No Nagging: Mentor Helps Navigate Transition to CollegePosted on: January 1, 2011 in People & Places
“Students must take ownership of their education,” said Mikelle Smith Omari-Tunkara, “Dr. O,” as she is affectionately and respectfully known.
Omari-Tunkara retired this spring as professor of African & Diaspora Art History, Methods, and Theory at the UA School of Art. A leading scholar in that art history subject area and in African-American art and culture, she has a lengthy, accomplished curriculum vitae (commonly referred to as “CV”) packed with teaching and administrative positions, international lectures and scholarly publications.
Nevertheless, she makes time to reach out to students with guidance, advice and lessons in responsibility.
“I love students,” said Omari-Tunkara, who mentored two Arizona Assurance scholars this past year. Founded by UA President and his wife, Dr. Robert N. and Adrian A. Shelton, Arizona Assurance enables Arizona families making less than $42,400 per year to send their children to college and graduate debt free. A critical component of Arizona Assurance is faculty mentoring.
As an Arizona Assurance mentor, Omari-Tunkara said she helped the scholars “navigate the system” and let them know what resources are available. Arizona Assurance requires scholars to meet with a mentor twice a semester during the first year, said Mary Irwin, Ph.D., who matches Arizona Assurance scholars with faculty/staff mentors. Mentoring brings to the scholars advocacy and personal guidance to an often overwhelming university system and situation.
“High school is very different than college,” Omari-Tunkara said. “There is more expectation of independence.”
With independence come choices that Omari-Tunkara helps the scholars navigate proactively. “If they miss class, I encourage them to call the professor. If they are struggling, I encourage them to talk to the professor and possibly seek tutoring.”
While she focuses on academics, Omari-Tunkara establishes rapport by telling the scholars they can ask her anything.
“When a mentoring relationship works, serious issues can come up,” she said, “but that takes time and persistence.”
Omari-Tunkara started mentoring when she was about 11-years-old when she lined up her cousins on the steps of her home for “lessons”. From 1995 to 1999, she directed African-American Partners for Success, a mentoring program she founded that paired UA students with TUSD students to help put the younger students on a college-bound track.
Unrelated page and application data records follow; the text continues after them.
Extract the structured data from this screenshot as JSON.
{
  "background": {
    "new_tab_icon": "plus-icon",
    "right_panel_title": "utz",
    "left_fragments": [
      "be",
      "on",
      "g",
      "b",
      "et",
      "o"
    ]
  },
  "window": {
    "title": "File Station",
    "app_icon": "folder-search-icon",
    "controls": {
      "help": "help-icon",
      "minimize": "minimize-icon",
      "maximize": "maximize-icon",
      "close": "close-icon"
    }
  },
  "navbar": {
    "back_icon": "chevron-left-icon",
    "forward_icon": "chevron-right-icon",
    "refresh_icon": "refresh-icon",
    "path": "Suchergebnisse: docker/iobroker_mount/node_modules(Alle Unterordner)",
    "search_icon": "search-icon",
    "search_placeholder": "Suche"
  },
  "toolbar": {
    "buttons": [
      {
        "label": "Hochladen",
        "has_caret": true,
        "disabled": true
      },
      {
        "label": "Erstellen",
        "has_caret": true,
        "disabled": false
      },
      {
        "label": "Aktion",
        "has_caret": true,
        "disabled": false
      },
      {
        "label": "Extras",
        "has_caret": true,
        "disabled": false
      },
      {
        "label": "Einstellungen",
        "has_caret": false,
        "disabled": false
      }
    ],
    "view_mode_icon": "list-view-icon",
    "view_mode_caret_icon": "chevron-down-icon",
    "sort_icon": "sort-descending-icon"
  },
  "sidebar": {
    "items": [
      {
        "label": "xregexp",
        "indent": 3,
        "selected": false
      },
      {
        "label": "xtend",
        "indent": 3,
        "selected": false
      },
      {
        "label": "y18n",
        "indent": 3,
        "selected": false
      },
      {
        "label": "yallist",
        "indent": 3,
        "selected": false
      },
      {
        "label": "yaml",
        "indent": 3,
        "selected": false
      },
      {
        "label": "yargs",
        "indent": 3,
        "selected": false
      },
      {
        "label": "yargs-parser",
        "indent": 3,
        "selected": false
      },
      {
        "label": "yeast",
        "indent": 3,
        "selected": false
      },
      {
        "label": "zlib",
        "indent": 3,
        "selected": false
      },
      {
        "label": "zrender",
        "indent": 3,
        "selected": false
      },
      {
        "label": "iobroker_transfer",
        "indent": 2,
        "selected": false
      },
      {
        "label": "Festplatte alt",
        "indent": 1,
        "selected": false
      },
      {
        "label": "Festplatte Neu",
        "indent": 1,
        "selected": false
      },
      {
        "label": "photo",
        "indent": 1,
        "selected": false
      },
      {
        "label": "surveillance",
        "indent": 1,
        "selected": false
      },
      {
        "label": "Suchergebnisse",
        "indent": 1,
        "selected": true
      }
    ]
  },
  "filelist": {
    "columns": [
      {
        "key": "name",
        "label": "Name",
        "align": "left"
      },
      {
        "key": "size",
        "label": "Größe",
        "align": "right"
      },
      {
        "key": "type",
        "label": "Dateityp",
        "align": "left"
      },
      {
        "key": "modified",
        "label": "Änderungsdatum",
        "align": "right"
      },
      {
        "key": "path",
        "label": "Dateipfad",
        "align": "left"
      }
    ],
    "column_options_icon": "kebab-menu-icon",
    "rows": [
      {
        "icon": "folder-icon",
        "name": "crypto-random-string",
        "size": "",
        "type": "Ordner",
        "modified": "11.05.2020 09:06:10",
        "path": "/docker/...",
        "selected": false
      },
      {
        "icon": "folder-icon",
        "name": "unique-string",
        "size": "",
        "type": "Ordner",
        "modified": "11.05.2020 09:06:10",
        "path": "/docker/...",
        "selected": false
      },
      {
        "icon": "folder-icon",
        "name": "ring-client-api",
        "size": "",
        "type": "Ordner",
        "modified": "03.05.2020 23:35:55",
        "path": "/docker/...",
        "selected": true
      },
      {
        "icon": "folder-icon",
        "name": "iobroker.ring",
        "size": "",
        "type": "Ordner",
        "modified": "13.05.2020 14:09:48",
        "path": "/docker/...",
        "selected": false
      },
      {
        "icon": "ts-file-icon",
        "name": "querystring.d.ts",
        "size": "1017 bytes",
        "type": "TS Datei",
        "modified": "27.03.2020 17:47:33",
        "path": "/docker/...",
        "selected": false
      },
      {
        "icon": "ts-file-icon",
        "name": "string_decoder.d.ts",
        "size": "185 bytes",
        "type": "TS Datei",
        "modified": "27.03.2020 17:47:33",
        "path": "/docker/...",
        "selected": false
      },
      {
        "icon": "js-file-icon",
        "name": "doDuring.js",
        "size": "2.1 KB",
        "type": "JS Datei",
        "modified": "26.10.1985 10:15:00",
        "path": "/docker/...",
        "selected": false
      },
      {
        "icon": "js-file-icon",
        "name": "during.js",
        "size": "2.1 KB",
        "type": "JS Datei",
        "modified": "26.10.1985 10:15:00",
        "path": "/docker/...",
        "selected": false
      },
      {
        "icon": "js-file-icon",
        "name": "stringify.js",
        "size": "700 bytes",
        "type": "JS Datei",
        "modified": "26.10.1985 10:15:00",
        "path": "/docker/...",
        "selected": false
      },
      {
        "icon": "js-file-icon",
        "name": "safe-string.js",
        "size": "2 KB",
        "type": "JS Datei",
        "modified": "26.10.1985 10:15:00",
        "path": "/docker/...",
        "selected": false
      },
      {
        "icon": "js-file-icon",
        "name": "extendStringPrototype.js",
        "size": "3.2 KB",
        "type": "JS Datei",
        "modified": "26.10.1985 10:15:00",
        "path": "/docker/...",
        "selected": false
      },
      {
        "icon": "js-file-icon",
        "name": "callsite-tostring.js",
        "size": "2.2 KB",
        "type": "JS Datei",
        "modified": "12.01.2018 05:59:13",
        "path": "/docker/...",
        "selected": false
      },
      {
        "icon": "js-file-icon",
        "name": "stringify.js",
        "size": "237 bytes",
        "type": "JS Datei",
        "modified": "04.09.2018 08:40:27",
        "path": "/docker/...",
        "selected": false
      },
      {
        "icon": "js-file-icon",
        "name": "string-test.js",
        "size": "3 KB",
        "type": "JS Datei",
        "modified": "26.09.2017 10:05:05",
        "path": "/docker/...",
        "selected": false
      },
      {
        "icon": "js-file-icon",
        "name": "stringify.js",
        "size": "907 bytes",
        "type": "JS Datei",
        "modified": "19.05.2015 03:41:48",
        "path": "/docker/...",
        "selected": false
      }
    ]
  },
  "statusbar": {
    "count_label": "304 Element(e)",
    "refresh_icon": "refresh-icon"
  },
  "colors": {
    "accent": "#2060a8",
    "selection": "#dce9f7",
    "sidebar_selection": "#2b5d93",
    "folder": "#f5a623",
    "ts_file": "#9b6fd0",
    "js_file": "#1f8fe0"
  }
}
She has mentored students as a favor to friends and is a member of Faculty Fellows, a program that puts faculty in about 30 non-classroom campus venues to connect with students in a personal, non-traditional university setting. Residents of Manzanita-Mohave Hall may remember Omari-Tunkara’s regular presence last year.
“A mentor is not a nag, but more of a coach,” she said. “It is a valuable, free resource that can help students successfully make the transition to college.”
The mentoring relationship also benefits the faculty member, Omari-Tunkara emphasized. “It is very rewarding and energizing.”
Faculty members can been isolated in the classroom, and being a mentor can help faculty members be more well-rounded by sharing part of themselves on a deeper level.
“It’s not as time consuming as one would think,” she added.
Arizona Assurance is welcomes its third cohort of scholars to campus this fall, according to Irwin, who was recruiting mentors in mid-summer. She needed 525 mentors to begin the semester.
Omari-Tunkara plans to keep in contact with the scholars she has mentored, even though one transferred to Arizona State and she will be spending more time in Memphis because she holds the Dorothy Kayser Hohenberg Chair of Excellence in Art History at the University of Memphis.
"In the mentoring relationship, I talk about their strengths,” said Omari-Tunkara. “I tell students not to do just enough or focus on a letter grade. I tell them to honestly do their very best — and then a little more.”
For more information about Arizona Assurance, to volunteer as a mentor or to donate, visit http://assurance.arizona.edu